AccuWeather was also monitoring an area of the Atlantic along the coast from Florida to the Carolinas for potential tropical development. Exactly how close to the coast a disturbance strengthens, if any tropical storm forms, may determine if more significant rain and wind develops along the Mid-Atlantic or New England shoreline and Interstate 95 corridor, it said.
Most spot gas losses in the southeastern United States were limited to less than a dime, including benchmark Henry Hub in south Louisiana, which fell 9 cents to $2.13.
Declines were a bit more pronounced in some areas of the Midcontinent, where ANR SW tumbled 15 cents to $1.395.

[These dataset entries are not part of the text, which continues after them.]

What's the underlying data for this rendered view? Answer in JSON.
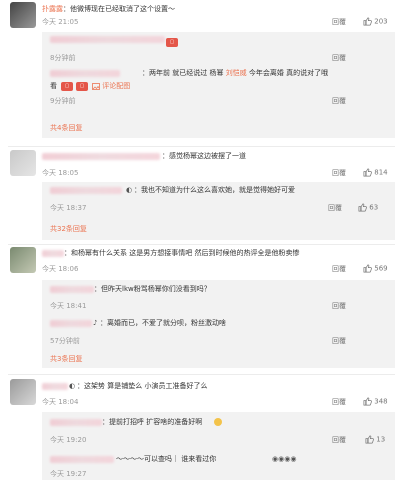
{
  "comments": [
    {
      "user": "扑露露",
      "text": "：他微博现在已经取消了这个设置～",
      "time": "今天 21:05",
      "reply": "回覆",
      "likes": "203",
      "subreplies": [
        {
          "time": "8分钟前",
          "reply": "回覆"
        },
        {
          "text": "：两年前 就已经说过 杨幂 ",
          "name2": "刘恺威",
          "text2": " 今年会离婚 真的说对了哦",
          "text3": "看",
          "comment_link": "评论配图",
          "time": "9分钟前",
          "reply": "回覆"
        }
      ],
      "more": "共4条回复"
    },
    {
      "text": "：感觉杨幂这边被摆了一道",
      "time": "今天 18:05",
      "reply": "回覆",
      "likes": "814",
      "subreplies": [
        {
          "text": "：我也不知道为什么这么喜欢她，就是觉得她好可爱",
          "time": "今天 18:37",
          "reply": "回覆",
          "likes": "63"
        }
      ],
      "more": "共32条回复"
    },
    {
      "text": "：和杨幂有什么关系 这是男方想接事情吧 然后到时候他的热评全是他粉卖惨",
      "time": "今天 18:06",
      "reply": "回覆",
      "likes": "569",
      "subreplies": [
        {
          "text": "：但昨天lkw粉骂杨幂你们没看到吗？",
          "time": "今天 18:41",
          "reply": "回覆"
        },
        {
          "text": "：离婚而已，不爱了就分呗，粉丝激动啥",
          "time": "57分钟前",
          "reply": "回覆"
        }
      ],
      "more": "共3条回复"
    },
    {
      "text": "：这架势 算是铺垫么 小演员工准备好了么",
      "time": "今天 18:04",
      "reply": "回覆",
      "likes": "348",
      "subreplies": [
        {
          "text": "：提前打招呼 扩容啥的准备好啊",
          "time": "今天 19:20",
          "reply": "回覆",
          "likes": "13"
        },
        {
          "text": "～～～～可以查吗｜ 谁来看过你",
          "time": "今天 19:27"
        }
      ]
    }
  ],
  "icons": {
    "like": "thumb-up-icon",
    "image": "image-icon",
    "sticker": "sticker-icon"
  },
  "colors": {
    "link": "#eb7350",
    "background": "#ffffff",
    "subreply_bg": "#f2f2f2"
  }
}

The Midwest also posted double-digit decreases, with Chicago Citygate shedding 10.5 cents to average $1.87.
Losses across Texas were rather small, while Waha managed to hold relatively steady.
On the pipeline front, a force majeure issued late Wednesday by Natural Gas Pipeline Company of America was continuing to constrain roughly 45 MMcf/d of Permian receipts intended to flow through Eddy County, NM. The pipeline cited a failure on the Indian Basin Lateral and provided no end date for the outage.
Across the northern border in Western Canada, NOVA/AECO C cash prices plunged 32 cents to average just C29 cents/gigajoule.
TC Energy Corp. invited Canadian natural gas producers to vote last Thursday on how capacity should be allocated on the NGTL system with the goal being reduced AECO volatility during shoulder season and times of maintenance, a pain point for producers in recent years. While a change in process is a positive step forward in reducing day-to-day volatility, TPH analysts said that upside would be limited given current Henry Hub pricing and a bearish outlook for the U.S. gas macro.
A deal on the stalled pipelines between Mexican utility Comisión Federal de Electricidad (CFE) and four private pipeline developers is expected to be signed in the coming days, according to reports.
Under the reported terms of the new agreement, transport fees would be raised for the first ten years of gas service and the contract terms would extend to 30 years, from 25. Mexico would realize nominal savings of $600 million over the duration of the contracts, according to preliminary analysis.
If a deal were reached it would mean gas could start flowing on the 2.6 Bcf/d Sur de Texas-Tuxpan marine pipeline, a crucial outlet for Texas natural gas and fundamental to reliable gas service to the southeast of Mexico. The $2.5 billion marine pipeline owned by Infraestructura Energética Nova (IEnova) and TC Energy Corp is ready to enter service but remains stalled as the pipeline spat continues.
In July, the CFE filed arbitration requests with four developers of seven stalled pipelines in the country in an attempt to amend the force majeure clauses of the 25-year firm capacity agreements built into the original contracts.
The other developers that are part of the reported deal are Mexican companies Fermaca and Grupo Carso.